Notre Dame students seek removal of campus' Columbus murals
SOUTH BEND, Ind. (AP) — Some University of Notre Dame students, employees and alumni say 19th century murals of Christopher Columbus should be removed from a campus building because they depict Native Americans and blacks in stereotypical submissive poses before white European explorers.
More than 340 students, employees and alumni signed an open letter against the paintings published in the university’s student newspaper, the Observer. The letter says the paintings in an administrative building are equivalent to a Confederate monument, The South Bend Tribune reported .
“(The paintings offer a) highly problematic vision of Western triumphalism, Catholic militarism and an overly romantic notion of American expansion,” the letter said.
The 12 paintings by artist Luigi Gregori have been on display in the campus’ Main Building since 1884.
School spokesman Dennis Brown said the paintings have historic and artistic importance and the university has no plans to remove them. He said there are pamphlets available that explain the murals’ historical context.

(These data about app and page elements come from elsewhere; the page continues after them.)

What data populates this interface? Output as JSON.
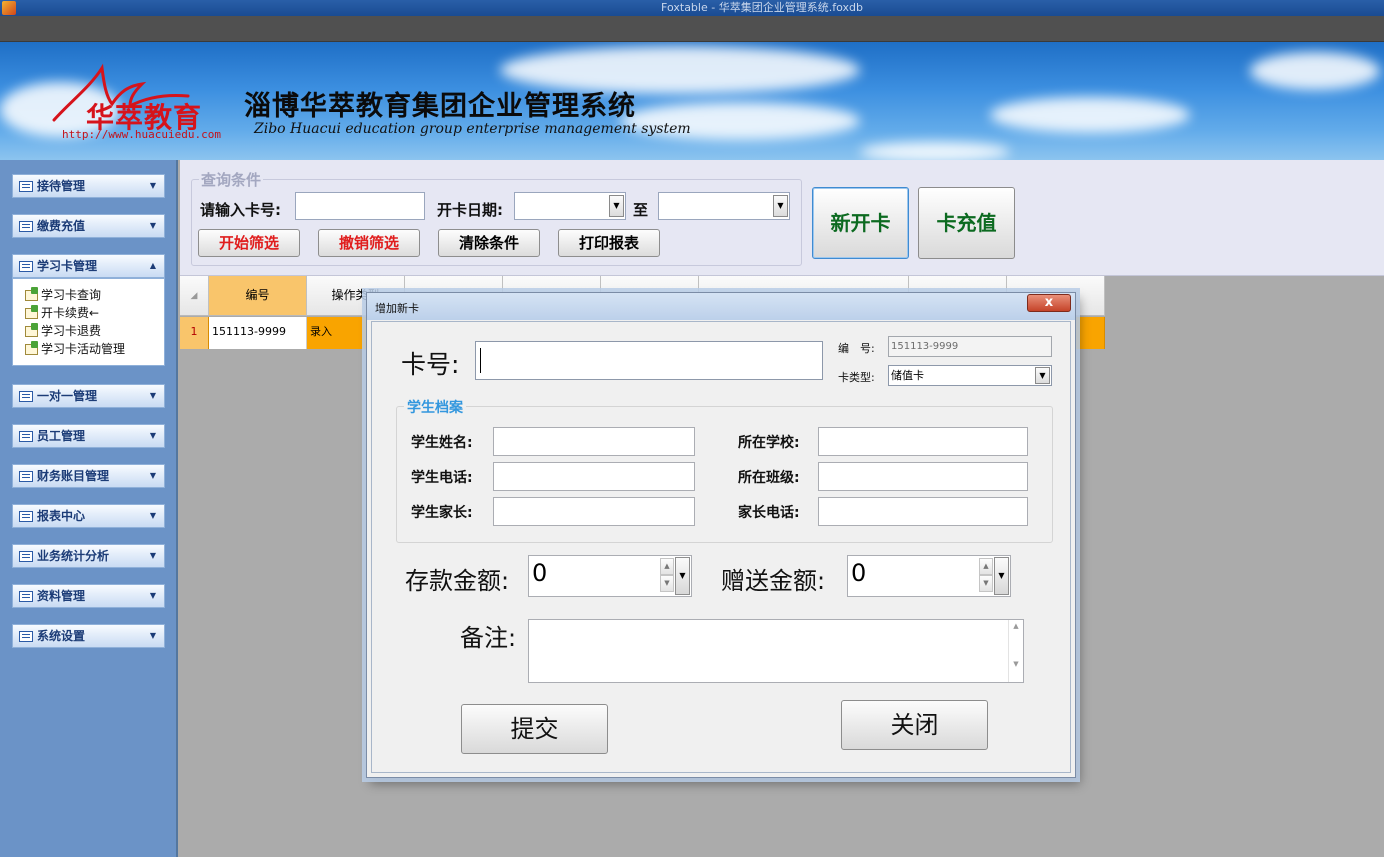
{
  "window": {
    "title": "Foxtable - 华萃集团企业管理系统.foxdb"
  },
  "banner": {
    "logo_text": "华萃教育",
    "logo_url": "http://www.huacuiedu.com",
    "title": "淄博华萃教育集团企业管理系统",
    "subtitle": "Zibo Huacui education group enterprise management system"
  },
  "sidebar": {
    "items": [
      {
        "label": "接待管理"
      },
      {
        "label": "缴费充值"
      },
      {
        "label": "学习卡管理"
      },
      {
        "label": "一对一管理"
      },
      {
        "label": "员工管理"
      },
      {
        "label": "财务账目管理"
      },
      {
        "label": "报表中心"
      },
      {
        "label": "业务统计分析"
      },
      {
        "label": "资料管理"
      },
      {
        "label": "系统设置"
      }
    ],
    "subitems": [
      {
        "label": "学习卡查询"
      },
      {
        "label": "开卡续费←"
      },
      {
        "label": "学习卡退费"
      },
      {
        "label": "学习卡活动管理"
      }
    ]
  },
  "query": {
    "legend": "查询条件",
    "card_label": "请输入卡号:",
    "card_value": "",
    "date_label": "开卡日期:",
    "date_from": "",
    "to_label": "至",
    "date_to": "",
    "buttons": {
      "start_filter": "开始筛选",
      "cancel_filter": "撤销筛选",
      "clear": "清除条件",
      "print": "打印报表"
    }
  },
  "actions": {
    "new_card": "新开卡",
    "recharge": "卡充值"
  },
  "grid": {
    "columns": [
      "编号",
      "操作类型"
    ],
    "rows": [
      {
        "index": "1",
        "cells": [
          "151113-9999",
          "录入"
        ]
      }
    ]
  },
  "dialog": {
    "title": "增加新卡",
    "close_symbol": "x",
    "card_no_label": "卡号:",
    "card_no_value": "",
    "serial_label": "编　号:",
    "serial_value": "151113-9999",
    "card_type_label": "卡类型:",
    "card_type_value": "储值卡",
    "student_legend": "学生档案",
    "fields": {
      "student_name": {
        "label": "学生姓名:",
        "value": ""
      },
      "student_phone": {
        "label": "学生电话:",
        "value": ""
      },
      "student_parent": {
        "label": "学生家长:",
        "value": ""
      },
      "school": {
        "label": "所在学校:",
        "value": ""
      },
      "class": {
        "label": "所在班级:",
        "value": ""
      },
      "parent_phone": {
        "label": "家长电话:",
        "value": ""
      }
    },
    "deposit_label": "存款金额:",
    "deposit_value": "0",
    "bonus_label": "赠送金额:",
    "bonus_value": "0",
    "remark_label": "备注:",
    "remark_value": "",
    "submit": "提交",
    "close": "关闭"
  },
  "colors": {
    "sidebar": "#6b93c7",
    "row_highlight": "#f9a400",
    "action_text": "#0c6a20",
    "filter_text": "#e01d1d",
    "legend_blue": "#3397de"
  }
}
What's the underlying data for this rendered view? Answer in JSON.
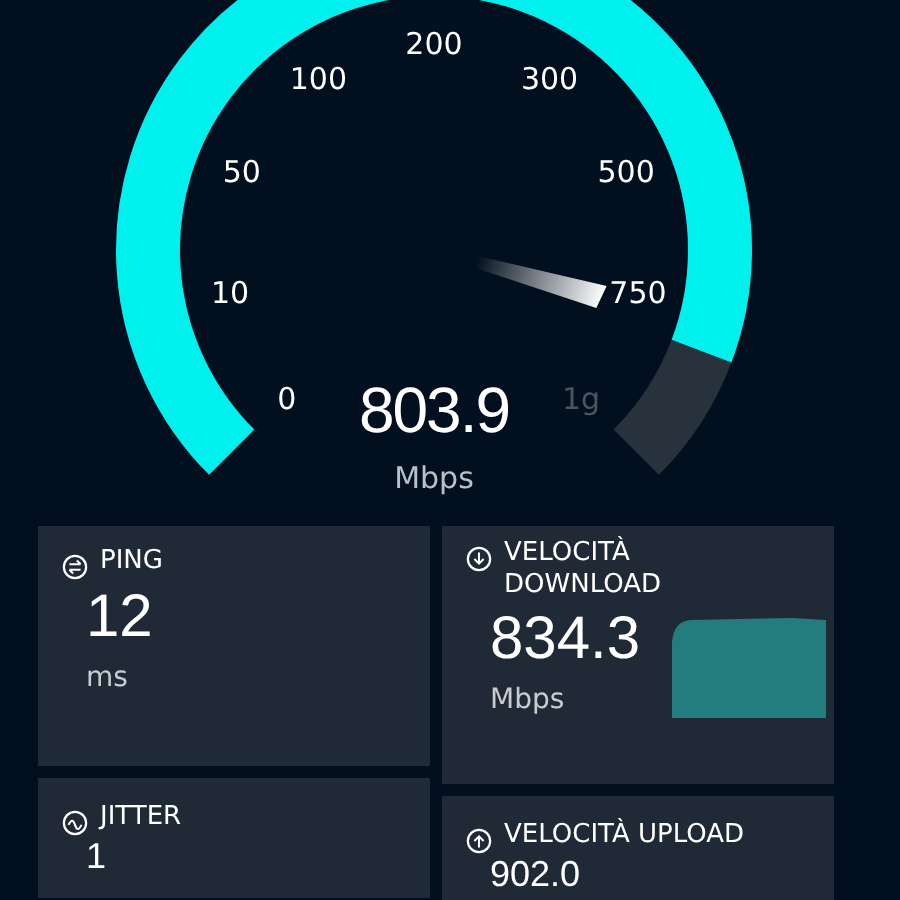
{
  "gauge": {
    "ticks": [
      {
        "label": "0",
        "reached": true
      },
      {
        "label": "10",
        "reached": true
      },
      {
        "label": "50",
        "reached": true
      },
      {
        "label": "100",
        "reached": true
      },
      {
        "label": "200",
        "reached": true
      },
      {
        "label": "300",
        "reached": true
      },
      {
        "label": "500",
        "reached": true
      },
      {
        "label": "750",
        "reached": true
      },
      {
        "label": "1g",
        "reached": false
      }
    ],
    "reading": "803.9",
    "unit": "Mbps"
  },
  "cards": [
    {
      "kind": "ping",
      "label": "PING",
      "value": "12",
      "unit": "ms"
    },
    {
      "kind": "download",
      "label": "VELOCITÀ DOWNLOAD",
      "value": "834.3",
      "unit": "Mbps"
    },
    {
      "kind": "jitter",
      "label": "JITTER",
      "value": "1"
    },
    {
      "kind": "upload",
      "label": "VELOCITÀ UPLOAD",
      "value": "902.0"
    }
  ]
}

John Slattery is a post-doctoral teaching fellow at the university. He approached the Native American Student Association with the idea for the open letter calling for the paintings’ removal.

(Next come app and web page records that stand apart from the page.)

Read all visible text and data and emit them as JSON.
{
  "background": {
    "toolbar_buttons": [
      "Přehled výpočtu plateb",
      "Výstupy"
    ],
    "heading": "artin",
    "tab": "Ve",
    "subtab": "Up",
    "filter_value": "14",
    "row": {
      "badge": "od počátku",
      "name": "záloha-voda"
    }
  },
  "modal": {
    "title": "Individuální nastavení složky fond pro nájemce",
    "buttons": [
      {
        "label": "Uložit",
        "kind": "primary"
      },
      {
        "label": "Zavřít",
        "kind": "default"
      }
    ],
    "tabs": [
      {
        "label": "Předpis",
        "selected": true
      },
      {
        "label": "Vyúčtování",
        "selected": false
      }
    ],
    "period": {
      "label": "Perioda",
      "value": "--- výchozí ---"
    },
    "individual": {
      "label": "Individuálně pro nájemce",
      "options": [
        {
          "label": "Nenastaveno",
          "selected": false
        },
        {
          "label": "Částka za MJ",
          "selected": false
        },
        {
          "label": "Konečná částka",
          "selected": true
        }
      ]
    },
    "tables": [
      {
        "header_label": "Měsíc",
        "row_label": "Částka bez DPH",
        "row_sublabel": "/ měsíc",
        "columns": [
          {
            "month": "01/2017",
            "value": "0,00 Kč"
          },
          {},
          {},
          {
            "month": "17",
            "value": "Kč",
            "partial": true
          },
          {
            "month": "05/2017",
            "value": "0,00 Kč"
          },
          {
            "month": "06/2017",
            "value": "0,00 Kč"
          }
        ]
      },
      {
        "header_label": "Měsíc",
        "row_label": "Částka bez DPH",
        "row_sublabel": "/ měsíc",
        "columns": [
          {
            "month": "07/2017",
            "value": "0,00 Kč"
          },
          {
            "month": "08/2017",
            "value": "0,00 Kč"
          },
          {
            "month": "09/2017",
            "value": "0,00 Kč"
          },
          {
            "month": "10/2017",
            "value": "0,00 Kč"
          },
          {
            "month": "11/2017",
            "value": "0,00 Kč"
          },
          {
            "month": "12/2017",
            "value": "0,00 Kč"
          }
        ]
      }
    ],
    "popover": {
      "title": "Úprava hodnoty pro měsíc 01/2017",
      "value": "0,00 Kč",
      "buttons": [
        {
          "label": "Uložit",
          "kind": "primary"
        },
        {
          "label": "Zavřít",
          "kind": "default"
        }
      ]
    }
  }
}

“The little stand with pamphlets is simply not enough,” Slattery said. “The moral leadership of the university stands on the side of looking back clearly at the past.”
A group of Native American students also called for the removal of the paintings in 1995. University leaders decided not to remove the paintings and instead created the pamphlets.
Information from: South Bend Tribune, http://www.southbendtribune.com